What this task involves: Write the data below out again in full, exactly as shown.
(Data for the task Opens)
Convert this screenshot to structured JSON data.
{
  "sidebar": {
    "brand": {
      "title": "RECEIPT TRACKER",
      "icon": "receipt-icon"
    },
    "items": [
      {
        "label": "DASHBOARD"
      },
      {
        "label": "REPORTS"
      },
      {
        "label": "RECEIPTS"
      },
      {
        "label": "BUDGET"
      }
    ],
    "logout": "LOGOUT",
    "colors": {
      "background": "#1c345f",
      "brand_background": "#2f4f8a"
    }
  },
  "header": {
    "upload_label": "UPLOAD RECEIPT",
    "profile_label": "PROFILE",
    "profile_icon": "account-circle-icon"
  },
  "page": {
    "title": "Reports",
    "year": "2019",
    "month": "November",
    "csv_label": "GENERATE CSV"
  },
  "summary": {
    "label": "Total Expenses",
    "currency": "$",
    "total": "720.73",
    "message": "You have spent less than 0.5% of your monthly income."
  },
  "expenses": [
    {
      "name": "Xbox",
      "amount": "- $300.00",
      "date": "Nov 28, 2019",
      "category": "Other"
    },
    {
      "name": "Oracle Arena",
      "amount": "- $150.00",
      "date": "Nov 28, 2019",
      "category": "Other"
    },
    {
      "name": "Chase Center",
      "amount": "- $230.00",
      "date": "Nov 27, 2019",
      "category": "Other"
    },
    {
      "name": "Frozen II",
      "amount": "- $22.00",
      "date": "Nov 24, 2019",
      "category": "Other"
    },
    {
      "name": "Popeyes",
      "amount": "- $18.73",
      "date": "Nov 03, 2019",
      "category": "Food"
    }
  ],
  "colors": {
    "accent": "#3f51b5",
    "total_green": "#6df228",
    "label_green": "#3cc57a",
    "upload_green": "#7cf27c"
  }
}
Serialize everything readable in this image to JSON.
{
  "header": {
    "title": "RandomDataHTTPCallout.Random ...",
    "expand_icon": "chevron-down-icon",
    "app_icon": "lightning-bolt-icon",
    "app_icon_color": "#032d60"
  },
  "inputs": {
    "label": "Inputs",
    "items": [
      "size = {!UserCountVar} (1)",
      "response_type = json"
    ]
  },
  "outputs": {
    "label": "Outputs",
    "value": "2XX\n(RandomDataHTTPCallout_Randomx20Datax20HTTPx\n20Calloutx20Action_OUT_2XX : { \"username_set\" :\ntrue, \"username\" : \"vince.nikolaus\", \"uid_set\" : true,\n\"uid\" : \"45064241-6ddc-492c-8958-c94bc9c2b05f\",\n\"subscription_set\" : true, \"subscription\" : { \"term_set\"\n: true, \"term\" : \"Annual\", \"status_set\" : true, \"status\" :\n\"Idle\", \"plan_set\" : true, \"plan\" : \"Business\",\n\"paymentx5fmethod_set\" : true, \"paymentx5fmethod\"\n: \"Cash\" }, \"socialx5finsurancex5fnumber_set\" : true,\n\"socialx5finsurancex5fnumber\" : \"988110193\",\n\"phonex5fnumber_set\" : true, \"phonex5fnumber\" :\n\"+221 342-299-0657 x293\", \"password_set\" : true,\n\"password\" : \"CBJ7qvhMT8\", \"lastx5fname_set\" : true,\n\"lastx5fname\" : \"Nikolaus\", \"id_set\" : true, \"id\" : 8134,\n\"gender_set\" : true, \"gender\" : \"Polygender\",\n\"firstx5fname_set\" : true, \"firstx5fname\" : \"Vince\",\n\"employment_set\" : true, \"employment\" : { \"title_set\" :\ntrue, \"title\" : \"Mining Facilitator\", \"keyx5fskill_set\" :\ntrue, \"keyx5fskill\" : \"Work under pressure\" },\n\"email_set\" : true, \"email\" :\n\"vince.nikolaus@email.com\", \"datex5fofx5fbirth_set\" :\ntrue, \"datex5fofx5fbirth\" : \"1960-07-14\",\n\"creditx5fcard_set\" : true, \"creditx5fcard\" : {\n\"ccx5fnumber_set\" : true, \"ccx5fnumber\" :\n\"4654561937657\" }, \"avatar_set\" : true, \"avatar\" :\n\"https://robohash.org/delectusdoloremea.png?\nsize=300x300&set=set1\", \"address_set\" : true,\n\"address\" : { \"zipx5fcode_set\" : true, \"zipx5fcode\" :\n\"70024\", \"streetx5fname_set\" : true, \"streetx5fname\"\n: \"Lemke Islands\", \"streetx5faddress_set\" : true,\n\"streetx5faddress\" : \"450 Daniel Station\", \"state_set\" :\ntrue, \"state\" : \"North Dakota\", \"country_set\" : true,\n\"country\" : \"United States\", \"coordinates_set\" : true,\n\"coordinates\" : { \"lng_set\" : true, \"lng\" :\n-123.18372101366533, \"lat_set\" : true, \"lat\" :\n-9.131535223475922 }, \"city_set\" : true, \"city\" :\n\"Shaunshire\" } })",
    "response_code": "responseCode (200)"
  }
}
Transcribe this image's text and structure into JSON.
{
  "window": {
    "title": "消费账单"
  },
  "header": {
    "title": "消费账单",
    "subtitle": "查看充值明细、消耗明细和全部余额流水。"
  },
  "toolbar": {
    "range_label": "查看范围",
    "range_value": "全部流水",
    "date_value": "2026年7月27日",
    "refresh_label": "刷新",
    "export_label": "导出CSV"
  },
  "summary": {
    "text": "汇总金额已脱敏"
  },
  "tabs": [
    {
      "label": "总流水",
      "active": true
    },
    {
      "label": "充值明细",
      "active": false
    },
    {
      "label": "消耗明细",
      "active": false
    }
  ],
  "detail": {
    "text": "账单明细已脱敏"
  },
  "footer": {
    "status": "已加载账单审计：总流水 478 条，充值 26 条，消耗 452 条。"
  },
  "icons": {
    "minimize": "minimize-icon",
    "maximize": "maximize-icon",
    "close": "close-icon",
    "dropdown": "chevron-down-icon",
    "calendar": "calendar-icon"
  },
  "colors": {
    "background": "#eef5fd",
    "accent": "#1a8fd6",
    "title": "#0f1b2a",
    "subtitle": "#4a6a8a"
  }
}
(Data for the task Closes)
Problem solution:
Convert this screenshot to structured JSON data.
{
  "sidebar": {
    "brand": {
      "title": "RECEIPT TRACKER",
      "icon": "receipt-icon"
    },
    "items": [
      {
        "label": "DASHBOARD"
      },
      {
        "label": "REPORTS"
      },
      {
        "label": "RECEIPTS"
      },
      {
        "label": "BUDGET"
      }
    ],
    "logout": "LOGOUT",
    "colors": {
      "background": "#1c345f",
      "brand_background": "#2f4f8a"
    }
  },
  "header": {
    "upload_label": "UPLOAD RECEIPT",
    "profile_label": "PROFILE",
    "profile_icon": "account-circle-icon"
  },
  "page": {
    "title": "Reports",
    "year": "2019",
    "month": "November",
    "csv_label": "GENERATE CSV"
  },
  "summary": {
    "label": "Total Expenses",
    "currency": "$",
    "total": "720.73",
    "message": "You have spent less than 0.5% of your monthly income."
  },
  "expenses": [
    {
      "name": "Xbox",
      "amount": "- $300.00",
      "date": "Nov 28, 2019",
      "category": "Other"
    },
    {
      "name": "Oracle Arena",
      "amount": "- $150.00",
      "date": "Nov 28, 2019",
      "category": "Other"
    },
    {
      "name": "Chase Center",
      "amount": "- $230.00",
      "date": "Nov 27, 2019",
      "category": "Other"
    },
    {
      "name": "Frozen II",
      "amount": "- $22.00",
      "date": "Nov 24, 2019",
      "category": "Other"
    },
    {
      "name": "Popeyes",
      "amount": "- $18.73",
      "date": "Nov 03, 2019",
      "category": "Food"
    }
  ],
  "colors": {
    "accent": "#3f51b5",
    "total_green": "#6df228",
    "label_green": "#3cc57a",
    "upload_green": "#7cf27c"
  }
}
Serialize everything readable in this image to JSON.
{
  "header": {
    "title": "RandomDataHTTPCallout.Random ...",
    "expand_icon": "chevron-down-icon",
    "app_icon": "lightning-bolt-icon",
    "app_icon_color": "#032d60"
  },
  "inputs": {
    "label": "Inputs",
    "items": [
      "size = {!UserCountVar} (1)",
      "response_type = json"
    ]
  },
  "outputs": {
    "label": "Outputs",
    "value": "2XX\n(RandomDataHTTPCallout_Randomx20Datax20HTTPx\n20Calloutx20Action_OUT_2XX : { \"username_set\" :\ntrue, \"username\" : \"vince.nikolaus\", \"uid_set\" : true,\n\"uid\" : \"45064241-6ddc-492c-8958-c94bc9c2b05f\",\n\"subscription_set\" : true, \"subscription\" : { \"term_set\"\n: true, \"term\" : \"Annual\", \"status_set\" : true, \"status\" :\n\"Idle\", \"plan_set\" : true, \"plan\" : \"Business\",\n\"paymentx5fmethod_set\" : true, \"paymentx5fmethod\"\n: \"Cash\" }, \"socialx5finsurancex5fnumber_set\" : true,\n\"socialx5finsurancex5fnumber\" : \"988110193\",\n\"phonex5fnumber_set\" : true, \"phonex5fnumber\" :\n\"+221 342-299-0657 x293\", \"password_set\" : true,\n\"password\" : \"CBJ7qvhMT8\", \"lastx5fname_set\" : true,\n\"lastx5fname\" : \"Nikolaus\", \"id_set\" : true, \"id\" : 8134,\n\"gender_set\" : true, \"gender\" : \"Polygender\",\n\"firstx5fname_set\" : true, \"firstx5fname\" : \"Vince\",\n\"employment_set\" : true, \"employment\" : { \"title_set\" :\ntrue, \"title\" : \"Mining Facilitator\", \"keyx5fskill_set\" :\ntrue, \"keyx5fskill\" : \"Work under pressure\" },\n\"email_set\" : true, \"email\" :\n\"vince.nikolaus@email.com\", \"datex5fofx5fbirth_set\" :\ntrue, \"datex5fofx5fbirth\" : \"1960-07-14\",\n\"creditx5fcard_set\" : true, \"creditx5fcard\" : {\n\"ccx5fnumber_set\" : true, \"ccx5fnumber\" :\n\"4654561937657\" }, \"avatar_set\" : true, \"avatar\" :\n\"https://robohash.org/delectusdoloremea.png?\nsize=300x300&set=set1\", \"address_set\" : true,\n\"address\" : { \"zipx5fcode_set\" : true, \"zipx5fcode\" :\n\"70024\", \"streetx5fname_set\" : true, \"streetx5fname\"\n: \"Lemke Islands\", \"streetx5faddress_set\" : true,\n\"streetx5faddress\" : \"450 Daniel Station\", \"state_set\" :\ntrue, \"state\" : \"North Dakota\", \"country_set\" : true,\n\"country\" : \"United States\", \"coordinates_set\" : true,\n\"coordinates\" : { \"lng_set\" : true, \"lng\" :\n-123.18372101366533, \"lat_set\" : true, \"lat\" :\n-9.131535223475922 }, \"city_set\" : true, \"city\" :\n\"Shaunshire\" } })",
    "response_code": "responseCode (200)"
  }
}
Transcribe this image's text and structure into JSON.
{
  "window": {
    "title": "消费账单"
  },
  "header": {
    "title": "消费账单",
    "subtitle": "查看充值明细、消耗明细和全部余额流水。"
  },
  "toolbar": {
    "range_label": "查看范围",
    "range_value": "全部流水",
    "date_value": "2026年7月27日",
    "refresh_label": "刷新",
    "export_label": "导出CSV"
  },
  "summary": {
    "text": "汇总金额已脱敏"
  },
  "tabs": [
    {
      "label": "总流水",
      "active": true
    },
    {
      "label": "充值明细",
      "active": false
    },
    {
      "label": "消耗明细",
      "active": false
    }
  ],
  "detail": {
    "text": "账单明细已脱敏"
  },
  "footer": {
    "status": "已加载账单审计：总流水 478 条，充值 26 条，消耗 452 条。"
  },
  "icons": {
    "minimize": "minimize-icon",
    "maximize": "maximize-icon",
    "close": "close-icon",
    "dropdown": "chevron-down-icon",
    "calendar": "calendar-icon"
  },
  "colors": {
    "background": "#eef5fd",
    "accent": "#1a8fd6",
    "title": "#0f1b2a",
    "subtitle": "#4a6a8a"
  }
}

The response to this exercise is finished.